In the wake of The Playboy Club's moment in the spotlight at the annual Television Critics Association press tour, debate is bouncing around the internet about just what the show means. Personally, I think what it means is really damn complicated, and that's exactly what I like about it. Is what I'm about to say colored by the fact that the show is being produced in Chicago and employing some of my friends and colleagues? Probably. But that's not the only reason I want it to be good and do well.
Some people, notably Melissa Silverstein over at the indispensible Women and Hollywood, have zeroed in on the comments by cast members asserting that the position of their characters is proto-feminist and "progressive." There's more skepticism about this than I think the the comments actually warrant, though Silverstein is right that Amber Heard's attempt to explain her position didn't quite say what I think she intended it to. From my vantage point, sandwiched between Heard's generation and Gloria Steinem's, I can see both perspectives, and where and how they're missing each other. I've never hesitated to call myself a feminist, but it's not hard to see why many younger women do, and it's not quite the reason I've often seen put forth by their elders. Not so much that they think it entails various other political baggage, but that they have been repeatedly told that it does.
(people still think that's okay? seriously?) into the bargain, along with rampant ageism and repeated implications that acting isn't "real work" (And what possesses people from various walks of life to tell people from other walks of life that what they do for a living is invalid? It never, ever fails to sound petty and foolish.), pretty much seals the deal.
But I digress. I do think Heard's statement, as quoted in the post, was ill-chosen, and the whole spin of "it's all about empowerment" (
Me thinks this young woman better have a damn good show or she should just shut the fuck up and admit she’s on a show that’s about women wearing bunny costumes trying to get by in the world where it was really difficult for single women to get jobs that would pay a decent wage. You see if they framed it that way, I could potentially be interested.I... really don't understand how that's not what's being said. I honestly don't. That's exactly the impression I get from the interview videos on NBC's website, and at the Twitter stream from the press conference, and NBC's own description of the show as "a sophisticated series about the transitional times of the early 1960s and the complex lives of a group of working-class women."
this article over at Fangirltastic, in which regular contributor Theron expresses skepticism that the show will ultimately prove to be anything more than a standard-issue prime-time soap. She also touches on the much-publicized call to boycott by the Parents Television Council. And while I'm skeptical of the PTC's "Playboy = pornography = unalloyed evil" position, it has raised in advance issues that are relevant, and which seem like they will actually be part of the show. I've seen several comments in various places pointing out the tendency of many people to conflate Bunnies (hostesses/servers in the Playboy Clubs) with Playmates (nude models in the magazine). With this important distinction in mind, I was struck in the trailer by Brenda (Naturi Naughton) bluntly and proudly declaring her ambition to be "the first chocolate centerfold." There are multiple thorny issues wrapped up in that one line -- the divide between Bunny and Playmate and what it means when one woman sees the first as a stepping stone to the second; our culture's unsettled relationship with a woman who chooses to trade on her sexuality as a commodity; the fetishization of race. (The last is particularly interesting in light of the way Naughton has embraced the "chocolate Bunny" label in her own press statements.)

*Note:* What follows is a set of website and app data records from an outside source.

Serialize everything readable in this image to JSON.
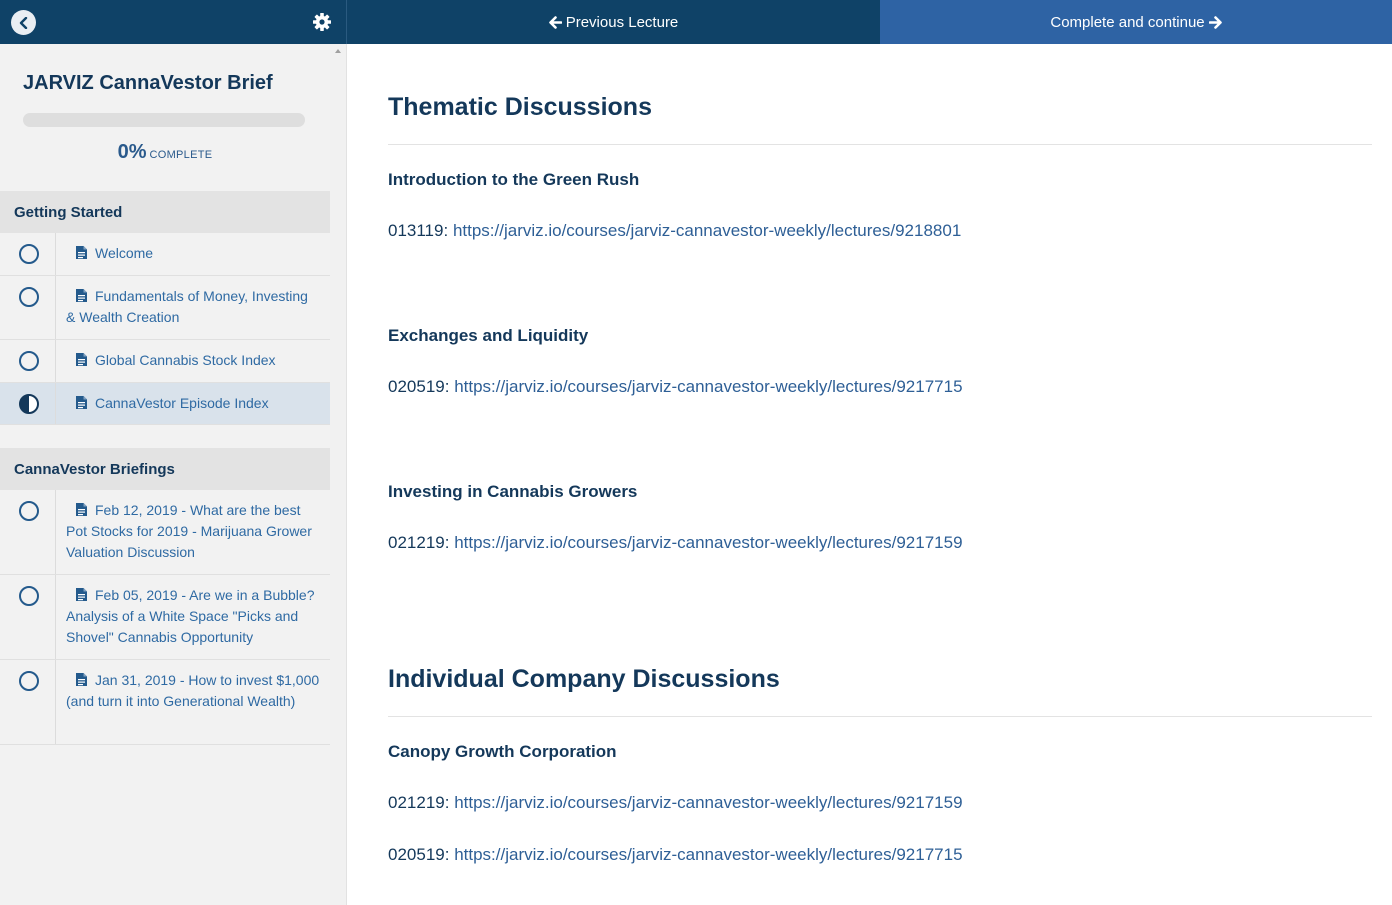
{
  "topbar": {
    "previous_label": "Previous Lecture",
    "complete_label": "Complete and continue",
    "colors": {
      "dark": "#0f4267",
      "accent": "#2e63a4"
    }
  },
  "sidebar": {
    "course_title": "JARVIZ CannaVestor Brief",
    "progress": {
      "fraction": 0.0,
      "percent_label": "0%",
      "word": "COMPLETE"
    },
    "sections": [
      {
        "title": "Getting Started",
        "lessons": [
          {
            "label": "Welcome",
            "status": "not-started"
          },
          {
            "label": "Fundamentals of Money, Investing & Wealth Creation",
            "status": "not-started"
          },
          {
            "label": "Global Cannabis Stock Index",
            "status": "not-started"
          },
          {
            "label": "CannaVestor Episode Index",
            "status": "in-progress"
          }
        ]
      },
      {
        "title": "CannaVestor Briefings",
        "lessons": [
          {
            "label": "Feb 12, 2019 - What are the best Pot Stocks for 2019 - Marijuana Grower Valuation Discussion",
            "status": "not-started"
          },
          {
            "label": "Feb 05, 2019 - Are we in a Bubble? Analysis of a White Space \"Picks and Shovel\" Cannabis Opportunity",
            "status": "not-started"
          },
          {
            "label": "Jan 31, 2019 - How to invest $1,000 (and turn it into Generational Wealth)",
            "status": "not-started"
          }
        ]
      }
    ]
  },
  "main": {
    "sections": [
      {
        "heading": "Thematic Discussions",
        "topics": [
          {
            "title": "Introduction to the Green Rush",
            "links": [
              {
                "code": "013119:",
                "url": "https://jarviz.io/courses/jarviz-cannavestor-weekly/lectures/9218801"
              }
            ]
          },
          {
            "title": "Exchanges and Liquidity",
            "links": [
              {
                "code": "020519:",
                "url": "https://jarviz.io/courses/jarviz-cannavestor-weekly/lectures/9217715"
              }
            ]
          },
          {
            "title": "Investing in Cannabis Growers",
            "links": [
              {
                "code": "021219:",
                "url": "https://jarviz.io/courses/jarviz-cannavestor-weekly/lectures/9217159"
              }
            ]
          }
        ]
      },
      {
        "heading": "Individual Company Discussions",
        "topics": [
          {
            "title": "Canopy Growth Corporation",
            "links": [
              {
                "code": "021219:",
                "url": "https://jarviz.io/courses/jarviz-cannavestor-weekly/lectures/9217159"
              },
              {
                "code": "020519:",
                "url": "https://jarviz.io/courses/jarviz-cannavestor-weekly/lectures/9217715"
              }
            ]
          }
        ]
      }
    ]
  }
}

"You're either the living, breathing fantasy that is the Playboy Bunny," admonishes senior Bunny Carol-Lynne (Laura Benanti), "or you're not." Hugh Hefner tweeted earlier this evening, "Was being a Playboy Club Bunny in the 1960s empowering or exploitation? Why not ask the original Bunnies themselves? They'll tell you."
I don't have one to ask, but it seems to me the only honest answer is "both." That's certainly what I'm looking forward to in the show, based on the glimpses NBC has given us. And if that seems nostalgic or irrelevant, take a look at this photo from NBC's mock Playboy Club at the recent San Diego Comic Con, of a Bunny flanked by two Tilted Kilt servers. Time warp, anyone?
So, bottom line: We're looking at a show about a very messy and complicated time and place for women. At least, I hope that's what they'll let it be. Because the messy and the complicated haven't entirely left us, and that's the story I'm interested in seeing.